## [GOAL OF THE EXERCISE]
Output the data in full and exactly as presented.

(Dataset excerpts)
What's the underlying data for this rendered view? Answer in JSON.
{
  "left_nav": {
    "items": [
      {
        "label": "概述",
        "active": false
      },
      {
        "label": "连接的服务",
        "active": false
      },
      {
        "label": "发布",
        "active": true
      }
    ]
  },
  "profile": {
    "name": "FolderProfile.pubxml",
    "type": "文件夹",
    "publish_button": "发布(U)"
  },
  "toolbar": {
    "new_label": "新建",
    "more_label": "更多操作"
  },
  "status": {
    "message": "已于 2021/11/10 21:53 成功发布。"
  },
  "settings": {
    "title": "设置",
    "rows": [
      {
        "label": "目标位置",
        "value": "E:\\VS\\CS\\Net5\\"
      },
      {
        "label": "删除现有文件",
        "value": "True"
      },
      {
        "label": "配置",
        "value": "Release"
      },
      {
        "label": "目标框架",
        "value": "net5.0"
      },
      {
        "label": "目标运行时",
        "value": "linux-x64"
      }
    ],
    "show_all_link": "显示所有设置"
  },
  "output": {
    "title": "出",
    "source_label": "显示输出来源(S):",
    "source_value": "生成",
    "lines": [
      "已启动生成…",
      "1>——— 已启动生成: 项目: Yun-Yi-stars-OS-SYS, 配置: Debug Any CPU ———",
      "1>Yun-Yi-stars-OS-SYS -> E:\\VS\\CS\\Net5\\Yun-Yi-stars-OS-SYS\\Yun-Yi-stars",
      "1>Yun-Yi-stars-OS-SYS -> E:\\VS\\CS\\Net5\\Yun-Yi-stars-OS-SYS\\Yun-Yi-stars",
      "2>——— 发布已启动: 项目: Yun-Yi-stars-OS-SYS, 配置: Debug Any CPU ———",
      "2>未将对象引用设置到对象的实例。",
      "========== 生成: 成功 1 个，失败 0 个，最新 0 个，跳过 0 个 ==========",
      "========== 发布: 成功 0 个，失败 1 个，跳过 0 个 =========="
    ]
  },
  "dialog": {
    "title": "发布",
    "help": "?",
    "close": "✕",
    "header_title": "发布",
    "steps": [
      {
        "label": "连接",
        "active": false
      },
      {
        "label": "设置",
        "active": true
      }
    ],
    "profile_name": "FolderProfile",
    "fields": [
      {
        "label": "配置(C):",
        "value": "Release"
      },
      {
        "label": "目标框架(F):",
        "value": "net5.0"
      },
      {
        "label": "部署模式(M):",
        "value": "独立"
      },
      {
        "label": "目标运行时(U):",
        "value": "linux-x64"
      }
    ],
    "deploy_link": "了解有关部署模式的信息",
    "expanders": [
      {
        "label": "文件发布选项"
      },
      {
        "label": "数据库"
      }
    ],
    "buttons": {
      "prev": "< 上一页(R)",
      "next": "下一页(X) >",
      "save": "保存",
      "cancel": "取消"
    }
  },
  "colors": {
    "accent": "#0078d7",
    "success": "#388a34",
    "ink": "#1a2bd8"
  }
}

## [SOLUTION TO THE EXERCISE]
What's the underlying data for this rendered view? Answer in JSON.
{
  "left_nav": {
    "items": [
      {
        "label": "概述",
        "active": false
      },
      {
        "label": "连接的服务",
        "active": false
      },
      {
        "label": "发布",
        "active": true
      }
    ]
  },
  "profile": {
    "name": "FolderProfile.pubxml",
    "type": "文件夹",
    "publish_button": "发布(U)"
  },
  "toolbar": {
    "new_label": "新建",
    "more_label": "更多操作"
  },
  "status": {
    "message": "已于 2021/11/10 21:53 成功发布。"
  },
  "settings": {
    "title": "设置",
    "rows": [
      {
        "label": "目标位置",
        "value": "E:\\VS\\CS\\Net5\\"
      },
      {
        "label": "删除现有文件",
        "value": "True"
      },
      {
        "label": "配置",
        "value": "Release"
      },
      {
        "label": "目标框架",
        "value": "net5.0"
      },
      {
        "label": "目标运行时",
        "value": "linux-x64"
      }
    ],
    "show_all_link": "显示所有设置"
  },
  "output": {
    "title": "出",
    "source_label": "显示输出来源(S):",
    "source_value": "生成",
    "lines": [
      "已启动生成…",
      "1>——— 已启动生成: 项目: Yun-Yi-stars-OS-SYS, 配置: Debug Any CPU ———",
      "1>Yun-Yi-stars-OS-SYS -> E:\\VS\\CS\\Net5\\Yun-Yi-stars-OS-SYS\\Yun-Yi-stars",
      "1>Yun-Yi-stars-OS-SYS -> E:\\VS\\CS\\Net5\\Yun-Yi-stars-OS-SYS\\Yun-Yi-stars",
      "2>——— 发布已启动: 项目: Yun-Yi-stars-OS-SYS, 配置: Debug Any CPU ———",
      "2>未将对象引用设置到对象的实例。",
      "========== 生成: 成功 1 个，失败 0 个，最新 0 个，跳过 0 个 ==========",
      "========== 发布: 成功 0 个，失败 1 个，跳过 0 个 =========="
    ]
  },
  "dialog": {
    "title": "发布",
    "help": "?",
    "close": "✕",
    "header_title": "发布",
    "steps": [
      {
        "label": "连接",
        "active": false
      },
      {
        "label": "设置",
        "active": true
      }
    ],
    "profile_name": "FolderProfile",
    "fields": [
      {
        "label": "配置(C):",
        "value": "Release"
      },
      {
        "label": "目标框架(F):",
        "value": "net5.0"
      },
      {
        "label": "部署模式(M):",
        "value": "独立"
      },
      {
        "label": "目标运行时(U):",
        "value": "linux-x64"
      }
    ],
    "deploy_link": "了解有关部署模式的信息",
    "expanders": [
      {
        "label": "文件发布选项"
      },
      {
        "label": "数据库"
      }
    ],
    "buttons": {
      "prev": "< 上一页(R)",
      "next": "下一页(X) >",
      "save": "保存",
      "cancel": "取消"
    }
  },
  "colors": {
    "accent": "#0078d7",
    "success": "#388a34",
    "ink": "#1a2bd8"
  }
}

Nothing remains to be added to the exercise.